Task requirements:
Search the records for the string "this", and show each line where it appears.

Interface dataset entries
◇ ◇ ◇ ◇ ◇

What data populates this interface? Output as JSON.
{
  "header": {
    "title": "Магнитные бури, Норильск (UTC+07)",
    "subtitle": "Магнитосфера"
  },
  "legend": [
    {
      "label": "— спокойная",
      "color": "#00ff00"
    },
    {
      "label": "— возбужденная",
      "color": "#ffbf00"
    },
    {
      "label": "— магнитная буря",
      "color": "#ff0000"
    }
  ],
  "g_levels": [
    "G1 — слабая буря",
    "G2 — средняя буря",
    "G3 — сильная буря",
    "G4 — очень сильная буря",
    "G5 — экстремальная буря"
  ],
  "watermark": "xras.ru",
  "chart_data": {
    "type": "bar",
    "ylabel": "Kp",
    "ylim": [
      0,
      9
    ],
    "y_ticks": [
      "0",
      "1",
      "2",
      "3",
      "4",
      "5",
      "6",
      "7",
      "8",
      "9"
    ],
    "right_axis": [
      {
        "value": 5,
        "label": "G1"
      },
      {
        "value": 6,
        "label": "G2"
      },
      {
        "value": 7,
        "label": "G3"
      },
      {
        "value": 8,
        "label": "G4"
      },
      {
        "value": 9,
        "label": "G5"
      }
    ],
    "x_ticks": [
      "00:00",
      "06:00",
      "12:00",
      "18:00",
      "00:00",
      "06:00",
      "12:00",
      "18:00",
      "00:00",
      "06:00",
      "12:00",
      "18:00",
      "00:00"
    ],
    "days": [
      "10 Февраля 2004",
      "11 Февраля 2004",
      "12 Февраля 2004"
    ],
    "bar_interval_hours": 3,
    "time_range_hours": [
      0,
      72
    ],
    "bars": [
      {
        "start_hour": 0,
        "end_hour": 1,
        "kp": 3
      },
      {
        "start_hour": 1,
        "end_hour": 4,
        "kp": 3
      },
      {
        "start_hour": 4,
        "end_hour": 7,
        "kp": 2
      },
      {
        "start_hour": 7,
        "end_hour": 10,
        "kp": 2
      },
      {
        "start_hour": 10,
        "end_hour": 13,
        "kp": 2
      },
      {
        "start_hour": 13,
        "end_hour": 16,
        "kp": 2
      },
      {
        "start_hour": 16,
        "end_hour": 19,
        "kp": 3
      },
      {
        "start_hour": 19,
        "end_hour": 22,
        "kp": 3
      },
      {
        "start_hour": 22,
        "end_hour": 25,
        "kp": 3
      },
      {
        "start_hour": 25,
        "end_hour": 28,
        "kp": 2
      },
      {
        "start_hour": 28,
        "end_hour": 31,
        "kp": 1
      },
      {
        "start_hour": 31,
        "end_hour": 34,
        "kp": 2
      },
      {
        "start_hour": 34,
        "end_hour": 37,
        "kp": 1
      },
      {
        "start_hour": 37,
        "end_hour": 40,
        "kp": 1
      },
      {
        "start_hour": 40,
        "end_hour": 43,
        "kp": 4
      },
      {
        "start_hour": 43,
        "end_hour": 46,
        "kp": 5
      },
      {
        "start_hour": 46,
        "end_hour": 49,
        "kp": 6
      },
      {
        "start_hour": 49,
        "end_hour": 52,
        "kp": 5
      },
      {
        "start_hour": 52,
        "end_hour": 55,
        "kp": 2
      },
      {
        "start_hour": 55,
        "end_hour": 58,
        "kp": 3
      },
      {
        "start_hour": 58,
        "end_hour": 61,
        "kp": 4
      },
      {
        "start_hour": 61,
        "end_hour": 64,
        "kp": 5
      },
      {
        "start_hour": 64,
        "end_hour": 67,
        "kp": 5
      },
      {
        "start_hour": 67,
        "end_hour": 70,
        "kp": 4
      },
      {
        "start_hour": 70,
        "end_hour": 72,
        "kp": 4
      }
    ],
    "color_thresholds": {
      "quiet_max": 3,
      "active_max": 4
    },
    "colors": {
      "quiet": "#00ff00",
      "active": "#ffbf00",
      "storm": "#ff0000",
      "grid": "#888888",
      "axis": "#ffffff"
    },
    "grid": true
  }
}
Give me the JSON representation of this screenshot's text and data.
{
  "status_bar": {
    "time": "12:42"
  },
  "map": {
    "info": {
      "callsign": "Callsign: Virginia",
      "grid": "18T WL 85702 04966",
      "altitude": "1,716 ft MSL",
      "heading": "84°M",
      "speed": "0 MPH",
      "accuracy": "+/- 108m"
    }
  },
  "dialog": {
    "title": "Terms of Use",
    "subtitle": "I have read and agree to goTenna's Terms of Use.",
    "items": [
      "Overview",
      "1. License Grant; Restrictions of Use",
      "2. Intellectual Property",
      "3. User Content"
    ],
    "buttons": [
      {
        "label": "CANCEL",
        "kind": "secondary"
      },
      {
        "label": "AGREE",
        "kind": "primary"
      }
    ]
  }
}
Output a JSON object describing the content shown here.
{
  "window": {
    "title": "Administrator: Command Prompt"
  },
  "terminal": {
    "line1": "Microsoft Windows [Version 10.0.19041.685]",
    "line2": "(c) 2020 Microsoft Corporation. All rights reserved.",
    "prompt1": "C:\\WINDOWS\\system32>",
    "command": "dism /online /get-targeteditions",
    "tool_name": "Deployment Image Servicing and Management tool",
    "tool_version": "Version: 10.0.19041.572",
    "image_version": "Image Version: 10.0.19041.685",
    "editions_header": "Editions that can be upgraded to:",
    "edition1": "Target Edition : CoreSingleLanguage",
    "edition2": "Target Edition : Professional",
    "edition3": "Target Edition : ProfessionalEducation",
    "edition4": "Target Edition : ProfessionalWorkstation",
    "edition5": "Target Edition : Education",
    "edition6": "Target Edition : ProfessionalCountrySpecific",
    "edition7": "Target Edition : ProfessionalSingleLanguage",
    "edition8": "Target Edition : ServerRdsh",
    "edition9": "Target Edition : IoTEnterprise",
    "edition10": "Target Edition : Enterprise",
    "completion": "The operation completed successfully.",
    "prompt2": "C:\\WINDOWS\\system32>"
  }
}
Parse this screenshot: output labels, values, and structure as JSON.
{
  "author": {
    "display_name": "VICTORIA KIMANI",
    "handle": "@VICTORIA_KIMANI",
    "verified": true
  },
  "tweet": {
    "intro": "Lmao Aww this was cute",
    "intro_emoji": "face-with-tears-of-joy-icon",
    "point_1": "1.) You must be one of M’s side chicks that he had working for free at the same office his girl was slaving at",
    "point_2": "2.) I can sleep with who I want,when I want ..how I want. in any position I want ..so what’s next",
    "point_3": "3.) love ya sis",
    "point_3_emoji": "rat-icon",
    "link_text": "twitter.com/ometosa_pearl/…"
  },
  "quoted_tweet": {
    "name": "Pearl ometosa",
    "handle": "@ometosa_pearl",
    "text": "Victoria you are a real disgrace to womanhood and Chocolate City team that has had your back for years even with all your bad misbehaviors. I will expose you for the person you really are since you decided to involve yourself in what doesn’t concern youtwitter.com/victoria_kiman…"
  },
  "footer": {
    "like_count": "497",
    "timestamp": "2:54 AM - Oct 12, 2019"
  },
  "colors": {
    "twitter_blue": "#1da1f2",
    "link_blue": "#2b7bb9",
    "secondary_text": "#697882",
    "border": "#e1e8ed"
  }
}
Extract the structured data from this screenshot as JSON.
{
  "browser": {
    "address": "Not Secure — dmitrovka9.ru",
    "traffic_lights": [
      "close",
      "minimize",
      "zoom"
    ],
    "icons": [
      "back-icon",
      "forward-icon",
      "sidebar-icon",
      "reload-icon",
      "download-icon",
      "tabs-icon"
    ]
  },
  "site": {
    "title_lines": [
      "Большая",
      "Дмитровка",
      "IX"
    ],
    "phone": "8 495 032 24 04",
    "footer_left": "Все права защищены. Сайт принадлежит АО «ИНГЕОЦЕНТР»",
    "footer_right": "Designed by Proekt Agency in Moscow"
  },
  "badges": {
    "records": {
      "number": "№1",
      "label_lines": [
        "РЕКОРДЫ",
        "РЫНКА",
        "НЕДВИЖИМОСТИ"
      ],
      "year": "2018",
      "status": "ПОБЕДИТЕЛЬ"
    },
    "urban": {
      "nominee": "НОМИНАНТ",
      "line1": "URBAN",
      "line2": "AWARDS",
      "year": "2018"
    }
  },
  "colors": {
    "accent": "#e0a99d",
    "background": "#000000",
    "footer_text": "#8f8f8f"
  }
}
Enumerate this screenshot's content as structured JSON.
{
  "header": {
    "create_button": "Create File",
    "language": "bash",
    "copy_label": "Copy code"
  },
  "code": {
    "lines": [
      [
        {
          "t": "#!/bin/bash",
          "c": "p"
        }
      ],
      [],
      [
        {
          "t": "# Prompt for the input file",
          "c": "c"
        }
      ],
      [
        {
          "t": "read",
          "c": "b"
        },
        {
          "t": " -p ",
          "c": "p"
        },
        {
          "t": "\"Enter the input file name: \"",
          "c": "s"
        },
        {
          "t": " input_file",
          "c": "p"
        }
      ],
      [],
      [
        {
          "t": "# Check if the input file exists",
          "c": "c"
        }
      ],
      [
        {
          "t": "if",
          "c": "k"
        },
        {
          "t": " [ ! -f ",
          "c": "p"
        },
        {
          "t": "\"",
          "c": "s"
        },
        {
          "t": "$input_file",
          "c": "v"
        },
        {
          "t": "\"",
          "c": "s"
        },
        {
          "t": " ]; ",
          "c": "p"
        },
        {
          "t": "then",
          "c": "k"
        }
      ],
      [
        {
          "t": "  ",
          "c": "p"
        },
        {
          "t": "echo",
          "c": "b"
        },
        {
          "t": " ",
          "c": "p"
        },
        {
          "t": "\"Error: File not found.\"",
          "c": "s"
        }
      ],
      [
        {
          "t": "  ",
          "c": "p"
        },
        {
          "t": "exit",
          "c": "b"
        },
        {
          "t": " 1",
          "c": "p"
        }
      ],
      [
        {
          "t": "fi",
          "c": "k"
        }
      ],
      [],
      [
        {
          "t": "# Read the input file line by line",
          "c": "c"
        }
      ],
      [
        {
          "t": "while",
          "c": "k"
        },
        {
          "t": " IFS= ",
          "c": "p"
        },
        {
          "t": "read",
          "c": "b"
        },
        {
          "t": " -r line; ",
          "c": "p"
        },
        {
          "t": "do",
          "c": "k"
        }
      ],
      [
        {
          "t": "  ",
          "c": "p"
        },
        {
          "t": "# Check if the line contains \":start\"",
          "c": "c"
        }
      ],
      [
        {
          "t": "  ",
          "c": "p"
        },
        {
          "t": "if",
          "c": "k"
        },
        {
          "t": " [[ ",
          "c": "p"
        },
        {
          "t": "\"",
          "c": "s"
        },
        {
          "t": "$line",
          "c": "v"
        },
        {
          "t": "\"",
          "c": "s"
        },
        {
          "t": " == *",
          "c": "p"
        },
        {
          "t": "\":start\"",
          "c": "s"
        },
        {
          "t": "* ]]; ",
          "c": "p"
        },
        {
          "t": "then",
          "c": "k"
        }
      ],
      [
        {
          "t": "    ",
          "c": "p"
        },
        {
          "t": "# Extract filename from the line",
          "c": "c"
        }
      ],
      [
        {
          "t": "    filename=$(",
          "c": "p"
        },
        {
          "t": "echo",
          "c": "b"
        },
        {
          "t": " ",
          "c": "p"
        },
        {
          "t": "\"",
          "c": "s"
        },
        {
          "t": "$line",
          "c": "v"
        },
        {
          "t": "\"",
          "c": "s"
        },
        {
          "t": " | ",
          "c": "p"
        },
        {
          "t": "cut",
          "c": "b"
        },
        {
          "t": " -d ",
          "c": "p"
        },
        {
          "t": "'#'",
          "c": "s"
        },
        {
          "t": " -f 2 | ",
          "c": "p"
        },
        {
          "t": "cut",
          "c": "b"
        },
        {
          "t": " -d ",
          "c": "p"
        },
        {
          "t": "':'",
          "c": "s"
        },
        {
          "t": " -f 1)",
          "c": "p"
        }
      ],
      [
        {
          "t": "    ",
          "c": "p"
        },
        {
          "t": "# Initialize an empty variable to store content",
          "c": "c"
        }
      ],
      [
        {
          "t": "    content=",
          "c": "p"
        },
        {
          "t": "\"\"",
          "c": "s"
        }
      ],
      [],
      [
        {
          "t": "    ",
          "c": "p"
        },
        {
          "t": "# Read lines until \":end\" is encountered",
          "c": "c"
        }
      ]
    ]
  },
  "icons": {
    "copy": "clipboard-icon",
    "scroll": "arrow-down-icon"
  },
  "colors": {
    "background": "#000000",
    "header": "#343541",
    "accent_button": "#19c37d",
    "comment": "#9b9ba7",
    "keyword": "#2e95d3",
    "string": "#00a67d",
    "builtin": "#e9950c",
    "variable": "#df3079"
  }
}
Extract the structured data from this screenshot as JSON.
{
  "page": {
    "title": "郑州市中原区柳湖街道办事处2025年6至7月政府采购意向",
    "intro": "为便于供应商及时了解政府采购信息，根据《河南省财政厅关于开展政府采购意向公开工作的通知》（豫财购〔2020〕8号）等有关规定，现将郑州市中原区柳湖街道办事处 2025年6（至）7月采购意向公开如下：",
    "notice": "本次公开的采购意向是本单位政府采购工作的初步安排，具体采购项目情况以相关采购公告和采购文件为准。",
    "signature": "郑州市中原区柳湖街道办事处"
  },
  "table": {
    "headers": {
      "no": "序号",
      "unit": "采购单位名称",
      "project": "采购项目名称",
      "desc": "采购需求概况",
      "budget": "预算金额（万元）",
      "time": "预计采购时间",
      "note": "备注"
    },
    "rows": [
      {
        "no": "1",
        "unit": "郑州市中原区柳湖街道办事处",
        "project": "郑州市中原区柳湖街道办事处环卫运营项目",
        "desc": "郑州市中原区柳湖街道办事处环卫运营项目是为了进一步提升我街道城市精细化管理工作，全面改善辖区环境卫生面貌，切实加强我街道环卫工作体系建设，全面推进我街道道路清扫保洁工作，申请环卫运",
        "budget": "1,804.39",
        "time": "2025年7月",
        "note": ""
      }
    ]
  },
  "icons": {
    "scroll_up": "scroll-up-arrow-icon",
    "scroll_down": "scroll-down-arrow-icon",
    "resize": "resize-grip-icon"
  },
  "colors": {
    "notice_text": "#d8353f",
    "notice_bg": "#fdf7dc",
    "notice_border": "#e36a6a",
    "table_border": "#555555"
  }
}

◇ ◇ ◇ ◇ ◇

Task answer:
What data populates this interface? Output as JSON.
Give me the JSON representation of this screenshot's text and data.
Parse this screenshot: output labels, values, and structure as JSON.
    "intro": "Lmao Aww this was cute",
Extract the structured data from this screenshot as JSON.
Enumerate this screenshot's content as structured JSON.
Extract the structured data from this screenshot as JSON.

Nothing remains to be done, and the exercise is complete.